Actually, one of the first things the Marines did after winning the championship in 2005 was very un-Japanese: they lowered the price of their most expensive tickets, which are still only a third the cost of a comparable seat at the tomb-like Tokyo Dome.
The stunning turnaround has not gone unnoticed, by newly motivated rival clubs in Japan and baseball people across the pond. The Red Sox, New York Mets and Washington Nationals have all expressed interest in forming a strategic alliance with the Marines.
The average fan in the US, whose appetite for Japanese baseball has been whetted by the hoopla surrounding Matsuzaka’s migration, will soon get his share of the Marines as well.
The foreign community in Japan has already caught
on to the quality of fan experience and the ease of
access… a 30-minute ride on the JR Keiyo
line from Tokyo Station.
Plans are in the works for Lotte to become the first Japanese team to have its authentic New Era caps sold in New York City and ESPN will follow the team this entire season for an epic 90-minute documentary to be released globally next year.
The foreign community in Japan has already caught on to the quality of fan experience and the ease of access. Only a 30-minute ride on the JR Keiyo line from Tokyo Station, expats often take advantage of the proximity to Costco to make the trip to Makuhari a full day experience.
“It’s about a par-five from downtown, you get the fresh breeze off Tokyo Bay and they’ve got kegs on legs,” Shinsei Bank security honcho Jim Moynihan said of the omnipresent beer vendors. “They’ve got all you need for a fun day at the ballpark, without the need to take out a loan to finance it. I put it right up there with watching a game at Wrigley Field or Fenway Park.”
Regular visitors to Marine Stadium last year included Goldman Sachs Asia President Tom Montag, whose firm owns season tickets. After Montag visited the VIP level with staff in April, he returned three times, twice to entertain clients and once to bring his family and friends.
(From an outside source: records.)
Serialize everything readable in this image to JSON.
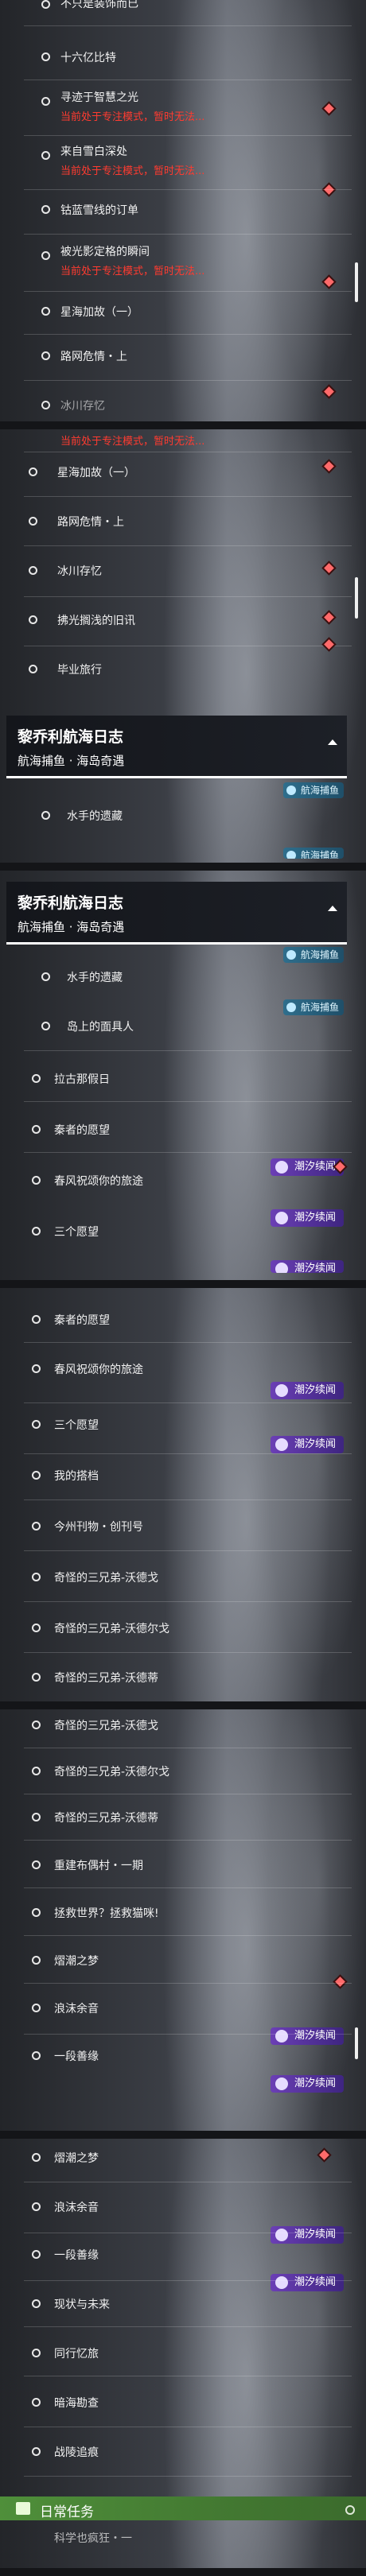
{
  "status": {
    "focus_mode": "当前处于专注模式，暂时无法..."
  },
  "badges": {
    "tide": "潮汐续闻",
    "sail": "航海捕鱼"
  },
  "section": {
    "title": "黎乔利航海日志",
    "subtitle": "航海捕鱼 · 海岛奇遇"
  },
  "daily": {
    "title": "日常任务"
  },
  "panel1": {
    "items": [
      {
        "title": "不只是装饰而已"
      },
      {
        "title": "十六亿比特"
      },
      {
        "title": "寻迹于智慧之光"
      },
      {
        "title": "来自雪白深处"
      },
      {
        "title": "钴蓝雪线的订单"
      },
      {
        "title": "被光影定格的瞬间"
      },
      {
        "title": "星海加故（一）"
      },
      {
        "title": "路网危情・上"
      },
      {
        "title": "冰川存忆"
      }
    ]
  },
  "panel2": {
    "items": [
      {
        "title": "星海加故（一）"
      },
      {
        "title": "路网危情・上"
      },
      {
        "title": "冰川存忆"
      },
      {
        "title": "拂光搁浅的旧讯"
      },
      {
        "title": "毕业旅行"
      },
      {
        "title": "水手的遗藏"
      }
    ]
  },
  "panel3": {
    "items": [
      {
        "title": "水手的遗藏"
      },
      {
        "title": "岛上的面具人"
      },
      {
        "title": "拉古那假日"
      },
      {
        "title": "秦者的愿望"
      },
      {
        "title": "春风祝颂你的旅途"
      },
      {
        "title": "三个愿望"
      }
    ]
  },
  "panel4": {
    "items": [
      {
        "title": "秦者的愿望"
      },
      {
        "title": "春风祝颂你的旅途"
      },
      {
        "title": "三个愿望"
      },
      {
        "title": "我的搭档"
      },
      {
        "title": "今州刊物・创刊号"
      },
      {
        "title": "奇怪的三兄弟-沃德戈"
      },
      {
        "title": "奇怪的三兄弟-沃德尔戈"
      },
      {
        "title": "奇怪的三兄弟-沃德蒂"
      }
    ]
  },
  "panel5": {
    "items": [
      {
        "title": "奇怪的三兄弟-沃德戈"
      },
      {
        "title": "奇怪的三兄弟-沃德尔戈"
      },
      {
        "title": "奇怪的三兄弟-沃德蒂"
      },
      {
        "title": "重建布偶村・一期"
      },
      {
        "title": "拯救世界？拯救猫咪!"
      },
      {
        "title": "熠潮之梦"
      },
      {
        "title": "浪沫余音"
      },
      {
        "title": "一段善缘"
      }
    ]
  },
  "panel6": {
    "items": [
      {
        "title": "熠潮之梦"
      },
      {
        "title": "浪沫余音"
      },
      {
        "title": "一段善缘"
      },
      {
        "title": "现状与未来"
      },
      {
        "title": "同行忆旅"
      },
      {
        "title": "暗海勘查"
      },
      {
        "title": "战陵追痕"
      },
      {
        "title": "科学也疯狂・一"
      }
    ]
  }
}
With their core base of Japanese fans mushrooming, the Marines are beginning to more strategically target foreigners and are developing a fan club for foreigners called “Pro Yakyu International.”
One of the inaugural Pro Yakyu International events will be an overnight Cub Scout campout on the field after a game in June. The first group to sign up: the Cubs from the Tokyo American Club.
“Our mandate is to make this the most special fan atmosphere in Japan,” said Director of International Business Development Larry Rocca, one of only a few Americans working on the business side in Japanese baseball. “I haven’t met a foreigner yet who wasn’t thoroughly charmed by the experience of attending one of our games.”
Foreign corporations, like BMW and Deutsche Bank, are increasingly using Marine Stadium as a client entertainment venue. Others have taken advantage of the modern conference room to hold off-site events that include a meet-and-greet with Valentine and a ballgame.
Multi-national firms are also catching on quickly to the tremendous branding value inherent in being associated with a team led by Valentine in what remains by far Japan’s Number one sport.
Hartford Life Insurance, the top-seller of retirement annuities in Japan, will have their logo on the front of the Marines’ jersey this season, a first in Japanese baseball, apropos when you consider Hartford also insured Babe Ruth’s first Yankees contract.
But it’s the average fan that makes Marine Stadium so unique, and who comes away with the biggest impression.
“If you’re an expat in Japan and you have not been to a Marines game, you have to put it on your list of must-do things,” said Mitchell Murata, a Tokyo resident and Mets fan since Valentine led them to their World Series showdown with the Yankees. “By any comparative metric—dollar value for the ticket; quality of baseball; lifetime family memories created—it’s the best professional sports option in the entire country.”